After developing the idea, we talked, walked (both literally and figuratively) and sketched through the functionality of our app and what we might want the user interface to look like.
Gathering our thoughts and sketches (Ariana's) we met with colleagues from the UX immersive. We spent a few hours together and went through the abbreviated development process from the UX perspective. We had the opportunity to finetune our ideas but to also receive valuable and insightful feedback. The six of us were able to whittle the app down to its essentials. The UX team also advised us to focus on mobile development since the target user should want immediate access.
From brainchild to robust outline we then pushed ourselves to use the SCRUM process developed for the Agile principles.
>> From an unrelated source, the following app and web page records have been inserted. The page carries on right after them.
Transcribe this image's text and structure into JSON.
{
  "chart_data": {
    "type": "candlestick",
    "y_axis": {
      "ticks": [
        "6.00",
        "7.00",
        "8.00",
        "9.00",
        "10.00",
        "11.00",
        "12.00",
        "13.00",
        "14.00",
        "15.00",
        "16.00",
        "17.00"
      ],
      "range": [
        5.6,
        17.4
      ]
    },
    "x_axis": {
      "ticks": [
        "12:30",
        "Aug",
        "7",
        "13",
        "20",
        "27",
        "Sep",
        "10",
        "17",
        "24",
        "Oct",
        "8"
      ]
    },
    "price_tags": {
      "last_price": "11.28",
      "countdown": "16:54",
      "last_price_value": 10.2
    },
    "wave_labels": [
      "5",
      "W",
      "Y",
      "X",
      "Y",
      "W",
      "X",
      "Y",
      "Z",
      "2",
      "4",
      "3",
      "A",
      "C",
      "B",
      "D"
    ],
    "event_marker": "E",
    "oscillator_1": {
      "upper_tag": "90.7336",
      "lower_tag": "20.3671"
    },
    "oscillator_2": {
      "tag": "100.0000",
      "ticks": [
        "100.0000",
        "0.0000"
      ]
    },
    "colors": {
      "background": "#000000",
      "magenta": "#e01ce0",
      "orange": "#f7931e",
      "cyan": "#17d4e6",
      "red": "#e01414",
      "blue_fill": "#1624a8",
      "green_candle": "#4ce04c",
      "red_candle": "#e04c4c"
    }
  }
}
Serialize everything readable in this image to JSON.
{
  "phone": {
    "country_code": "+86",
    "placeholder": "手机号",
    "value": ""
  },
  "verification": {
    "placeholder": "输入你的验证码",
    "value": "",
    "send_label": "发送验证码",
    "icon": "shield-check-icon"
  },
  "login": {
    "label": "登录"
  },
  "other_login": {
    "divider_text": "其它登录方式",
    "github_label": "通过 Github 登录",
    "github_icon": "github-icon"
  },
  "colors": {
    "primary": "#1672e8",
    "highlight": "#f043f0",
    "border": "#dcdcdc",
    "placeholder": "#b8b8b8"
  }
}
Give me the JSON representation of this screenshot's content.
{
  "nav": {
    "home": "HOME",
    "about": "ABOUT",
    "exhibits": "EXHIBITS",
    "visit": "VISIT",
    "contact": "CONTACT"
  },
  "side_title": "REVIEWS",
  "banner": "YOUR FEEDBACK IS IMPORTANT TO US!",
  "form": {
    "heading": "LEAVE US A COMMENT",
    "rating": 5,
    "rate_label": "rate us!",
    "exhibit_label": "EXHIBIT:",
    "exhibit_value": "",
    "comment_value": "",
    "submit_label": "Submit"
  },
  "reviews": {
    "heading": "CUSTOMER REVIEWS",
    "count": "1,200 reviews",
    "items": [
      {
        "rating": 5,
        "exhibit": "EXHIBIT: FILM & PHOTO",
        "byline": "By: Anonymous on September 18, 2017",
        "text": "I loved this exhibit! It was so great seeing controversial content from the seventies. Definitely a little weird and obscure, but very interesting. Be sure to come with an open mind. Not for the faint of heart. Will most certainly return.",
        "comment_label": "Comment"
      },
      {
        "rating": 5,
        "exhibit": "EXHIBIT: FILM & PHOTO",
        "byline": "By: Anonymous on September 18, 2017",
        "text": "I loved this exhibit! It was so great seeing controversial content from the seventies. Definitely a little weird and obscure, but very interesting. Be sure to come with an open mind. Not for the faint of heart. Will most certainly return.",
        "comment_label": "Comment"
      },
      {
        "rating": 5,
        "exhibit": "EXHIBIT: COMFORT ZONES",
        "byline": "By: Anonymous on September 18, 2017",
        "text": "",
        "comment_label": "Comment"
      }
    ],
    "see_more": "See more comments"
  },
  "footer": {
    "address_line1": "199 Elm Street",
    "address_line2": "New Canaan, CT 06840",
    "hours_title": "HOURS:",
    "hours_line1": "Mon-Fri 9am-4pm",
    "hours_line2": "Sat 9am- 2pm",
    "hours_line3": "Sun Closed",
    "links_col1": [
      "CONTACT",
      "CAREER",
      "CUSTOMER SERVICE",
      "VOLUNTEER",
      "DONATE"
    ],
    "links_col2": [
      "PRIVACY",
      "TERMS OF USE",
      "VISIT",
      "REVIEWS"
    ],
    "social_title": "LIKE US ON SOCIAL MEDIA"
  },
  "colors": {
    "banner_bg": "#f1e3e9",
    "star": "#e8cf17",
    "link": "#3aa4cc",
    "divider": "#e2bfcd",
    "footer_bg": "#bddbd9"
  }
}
We spent some time breaking down the app into user stories. Trello was a great tool in helping us manage the stories and our sprints. Each morning or beginning of our coding sessions we would "StandUp" to reflect on code and our process.
We all found that the process worked smoothly. The bumpy parts were tackling some of the blockers. Throughout the process we supported each other as best as we could. We paired with each other, researched answers to our questions, enlisted other classmates for help and called upon our instructors to rubber ducky us through the problem. At day's end we overcame many of the obstacles keeping us from a working app.'
Consistently updating and merging our code was esential throughout the development process. We each took the time to thoroughly review eachothers' code, comment and make revisions. It helped us each better understand how the app functions but also to see someone else's coding process.'
- Coding the route to the dashboard after login authorization. The point of the app is to have the user gauge their anger based on five questions, after rating they are prompted to register/login to have access to a suggested "apology" letter.
- State and updating state was a consistent thorn in our side in the development process. While the Nodemailer allows the user to email the letter, we were not able to keep the state of the updated letter to send on to the inputted email address.
- As mentioned before the user will have to register to have access to the letter. Despite having the create, read and update for all of our app, the delete function is a whole other beast that will have to be solved after project submission.
##Next Steps## By meeting with the UX team, we realized what functions were essential to the app and what should be next steps.
- User access to time stamped letters along with score of their anger that they had at the time.
- Specific sentences/letters related to situations but also connected to the level of anger.
- Feel good videos that can randomize on the page to divert anger. Also rendering of a congratulatory video after the letter is sent.
####Initial Sketch of the app ![alt text] (/pics/version1.jpg "Initial Sketch of app")
####Revised app after meeting with UX team ![alt text] (/pics/version2.jpg "Revised app after meeting with UX team")
####Close up of the revised Crank-o-meter ![alt text] (/pics/version2.1.jpg "Close up of app")
![alt text] (/pics/userStories.jpg "Our user stories")
####Crank-o-meter directory ![alt text] (/pics/directory.png "app directory")
####Initial render with divs ![alt text] (/pics/divColorsRender.png "Initial render of our divs")
##Installation Instructions## Below you will find a full list of the dependencies used for the crank-o-meter:
- Babel: core, loader, preset-es2015, preset-react
- eslint: airbnb, import, jsx-ally, react
- express: history-api-fallback, session
- react: cookie, dom, router
- webpack: dev-middleware, dev-server, hot-middleware
##Additional Pictures ![alt text] (/pics/wireframe.jpg "front and back") ![alt text] (/pics/db.jpg "first iteration of the databases") ![alt text] (/pics/gamePlan.jpg "Our weekend game plan")